1.     Remember that you are in charge, you have the floor and are going to be the expert delivering this topic so prepare as much as you can and enjoy the experience.

2.     Practice and use visualisation techniques to see yourself successfully delivering a fantastic presentation. Remind yourself that the interviewers want you to succeed and are interested in and want to enjoy what you have to say. Record yourself giving a presentation beforehand and make notes of anything you could improve.

3.     Engage with your audience, smile, vary your tone of voice, make eye contact with as many people as you feel comfortable doing, but don't just focus on one person and ignore everyone else.

4.     In terms of content, it was Aristotle who once said about public speaking: - Tell them what you are going to tell them, tell them, then tell them what you told them. Sound advice still to this day!

5.     Make the first 30 seconds of your presentation really count by hooking your audience and get your big idea out there right from the get-go.

6.     Less is more, keep it simple- avoid death by PowerPoint at all costs. Create a structure and story arc for your presentation and use visual aids rather than relying on lots of text. A picture paints a thousand words! Unless you have been told you can't have them, you could bring some basic notes as a visual cue but not as a script and practice, practice and practice some more.

7.     Use calming breath techniques to calm any nerves, have some water to drink, and focus on the presentation rather than yourself but be aware of your "stage" presence.

8.     Keep to the time you have been allotted for the presentation; you'll probably be asked to stop speaking once that is reached so practice pacing yourself.
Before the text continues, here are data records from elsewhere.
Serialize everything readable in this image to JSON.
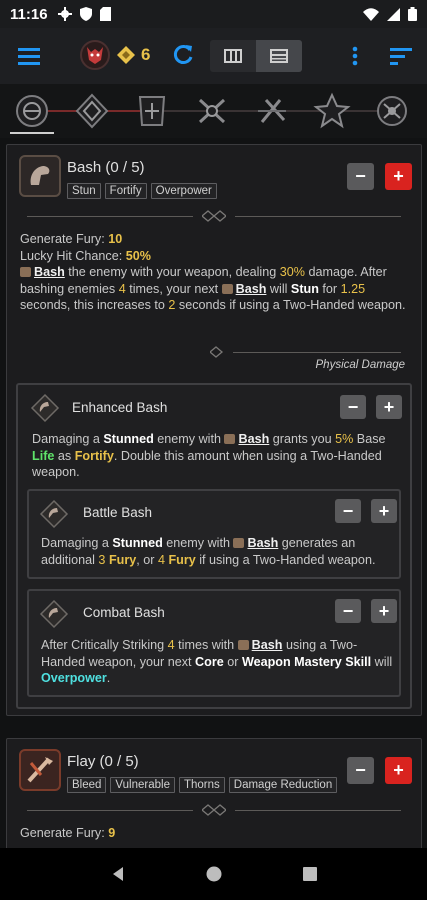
{
  "status": {
    "time": "11:16"
  },
  "toolbar": {
    "points": "6"
  },
  "skills": [
    {
      "title": "Bash (0 / 5)",
      "tags": [
        "Stun",
        "Fortify",
        "Overpower"
      ],
      "stat1_label": "Generate Fury:",
      "stat1_value": "10",
      "stat2_label": "Lucky Hit Chance:",
      "stat2_value": "50%",
      "desc": {
        "w1": "Bash",
        "t1": " the enemy with your weapon, dealing ",
        "v1": "30%",
        "t2": " damage. After bashing enemies ",
        "v2": "4",
        "t3": " times, your next ",
        "w2": "Bash",
        "t4": " will ",
        "w3": "Stun",
        "t5": " for ",
        "v3": "1.25",
        "t6": " seconds, this increases to ",
        "v4": "2",
        "t7": " seconds if using a Two-Handed weapon."
      },
      "damage_type": "Physical Damage",
      "enhancement": {
        "title": "Enhanced Bash",
        "d1": "Damaging a ",
        "k1": "Stunned",
        "d2": " enemy with ",
        "k2": "Bash",
        "d3": " grants you ",
        "v1": "5%",
        "d4": " Base ",
        "k3": "Life",
        "d5": " as ",
        "k4": "Fortify",
        "d6": ". Double this amount when using a Two-Handed weapon."
      },
      "upgrades": [
        {
          "title": "Battle Bash",
          "d1": "Damaging a ",
          "k1": "Stunned",
          "d2": " enemy with ",
          "k2": "Bash",
          "d3": " generates an additional ",
          "v1": "3",
          "k3": "Fury",
          "d4": ", or ",
          "v2": "4",
          "k4": "Fury",
          "d5": " if using a Two-Handed weapon."
        },
        {
          "title": "Combat Bash",
          "d1": "After Critically Striking ",
          "v1": "4",
          "d2": " times with ",
          "k1": "Bash",
          "d3": " using a Two-Handed weapon, your next ",
          "k2": "Core",
          "d4": " or ",
          "k3": "Weapon Mastery Skill",
          "d5": " will ",
          "k4": "Overpower",
          "d6": "."
        }
      ]
    },
    {
      "title": "Flay (0 / 5)",
      "tags": [
        "Bleed",
        "Vulnerable",
        "Thorns",
        "Damage Reduction"
      ],
      "stat1_label": "Generate Fury:",
      "stat1_value": "9"
    }
  ],
  "colors": {
    "accent": "#2196f3",
    "gold": "#e8c14a",
    "red_button": "#d9231f",
    "cyan": "#4fe0e0"
  }
}
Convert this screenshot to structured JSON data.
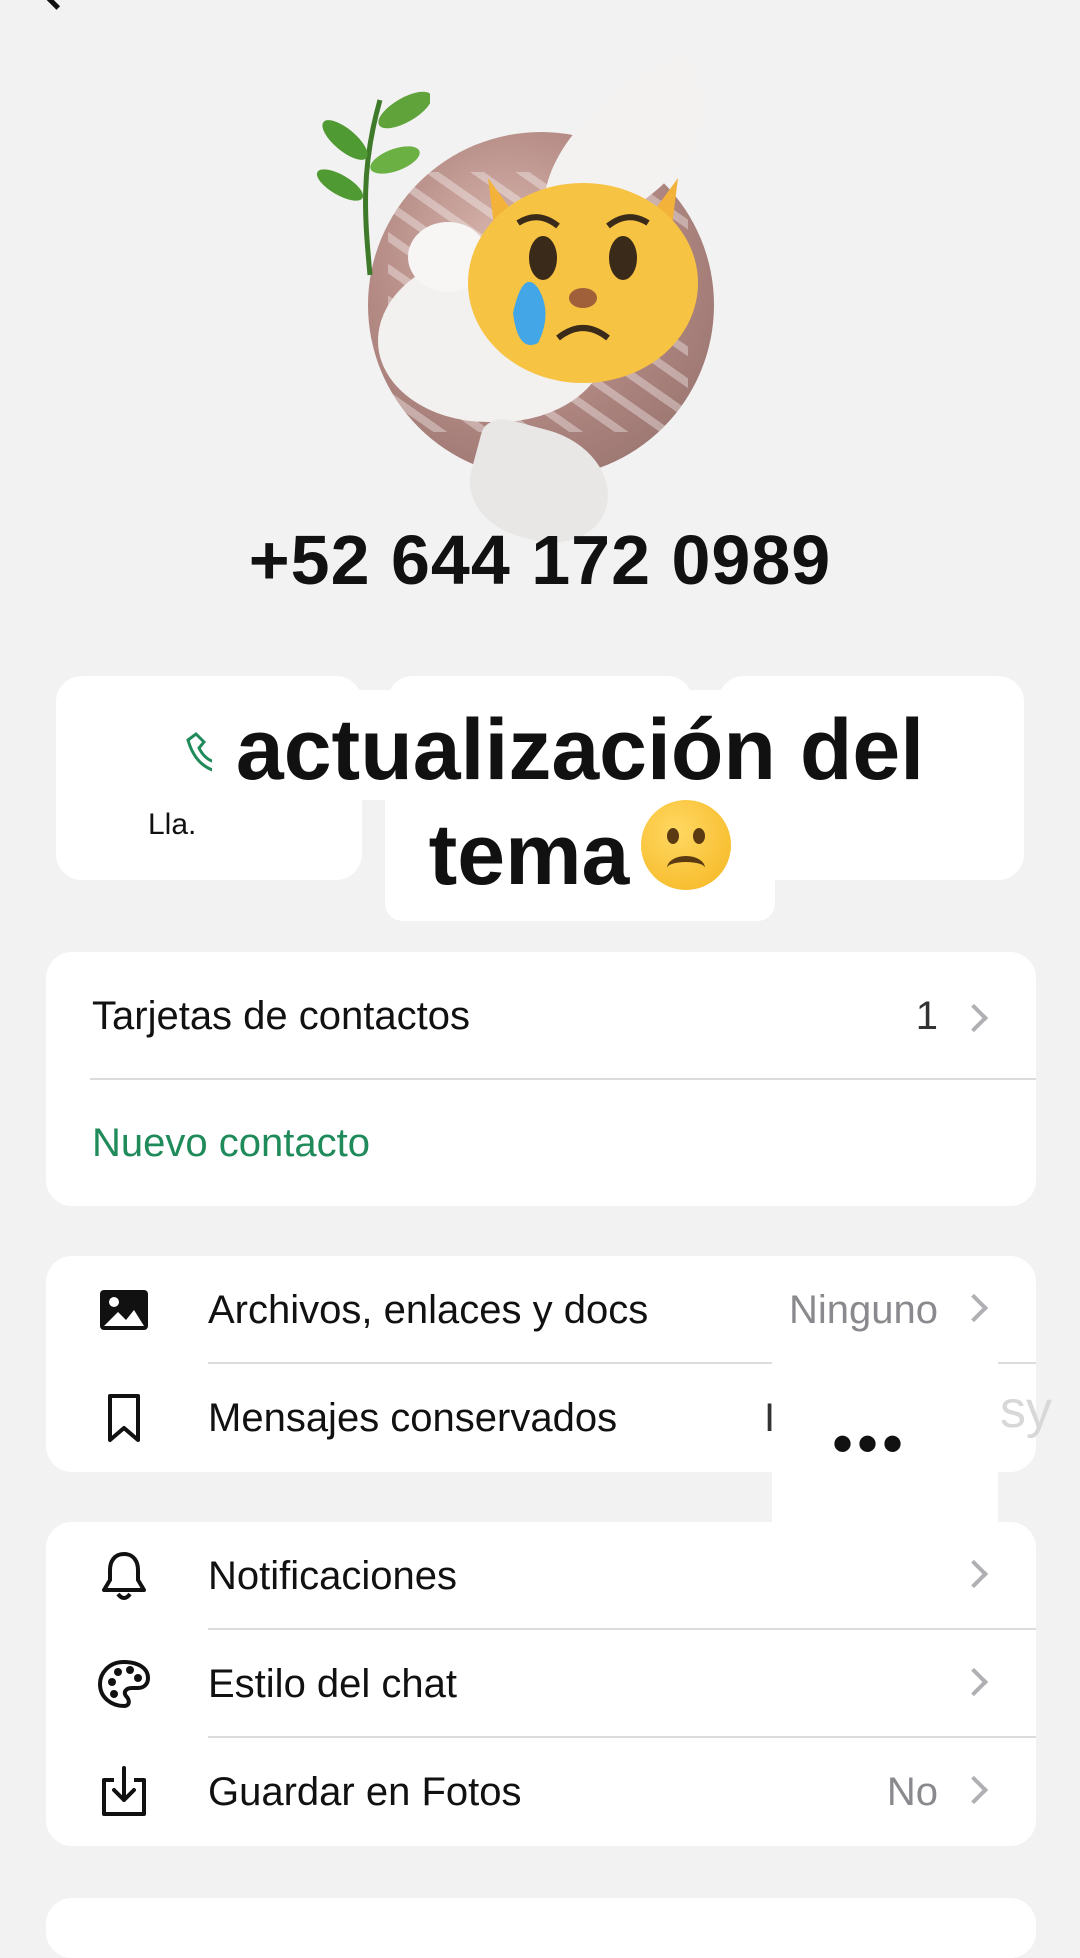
{
  "contact": {
    "phone": "+52 644 172 0989"
  },
  "actions": {
    "call_label": "Lla."
  },
  "caption": {
    "line1": "actualización del",
    "line2": "tema"
  },
  "contact_cards": {
    "label": "Tarjetas de contactos",
    "count": "1",
    "new_contact": "Nuevo contacto"
  },
  "media": {
    "files_label": "Archivos, enlaces y docs",
    "files_value": "Ninguno",
    "kept_label": "Mensajes conservados",
    "kept_value": "I",
    "more": "•••",
    "ghost": "sy"
  },
  "settings": {
    "notifications": "Notificaciones",
    "chat_style": "Estilo del chat",
    "save_photos": "Guardar en Fotos",
    "save_photos_value": "No"
  },
  "colors": {
    "accent": "#1f8a5a",
    "background": "#f2f2f2"
  }
}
Once finished, make sure no one is left thinking so what? Make the point and end with a compelling call to action, next step, or memorable quote. Make sure you understand and answer any questions you are asked at the end. TED Talks are a great way to learn from inspirational speakers, you'll find them on YouTube. If you wanted to hone your public speaking, communication, and leadership skills even further, you could join a local Toastmasters group for a nominal fee or look up free resources on Presentation experts' websites, such as Nancy Duarte's in Suggested Reading below.

Suggested Reading

> 11 Public Speaking Tips From the World's Best Speakers & Communication Experts
> 5 Science-Backed Ways to Give Better Presentations
> How to give a good presentation: 8 tips
> 9 Tips from Toastmasters
> 10 Tips for Giving a Great Presentation to an Audience
> Duarte : Resources

How to handle interview presentations

By Anna Gordon - Certified Business Coaching Psychologist ABP CBCP

How to handle interview presentations



More articles in this category:

University of Salford, Student Support

For more information and support on this topic from the University of Salford - please click here

University of Salford logo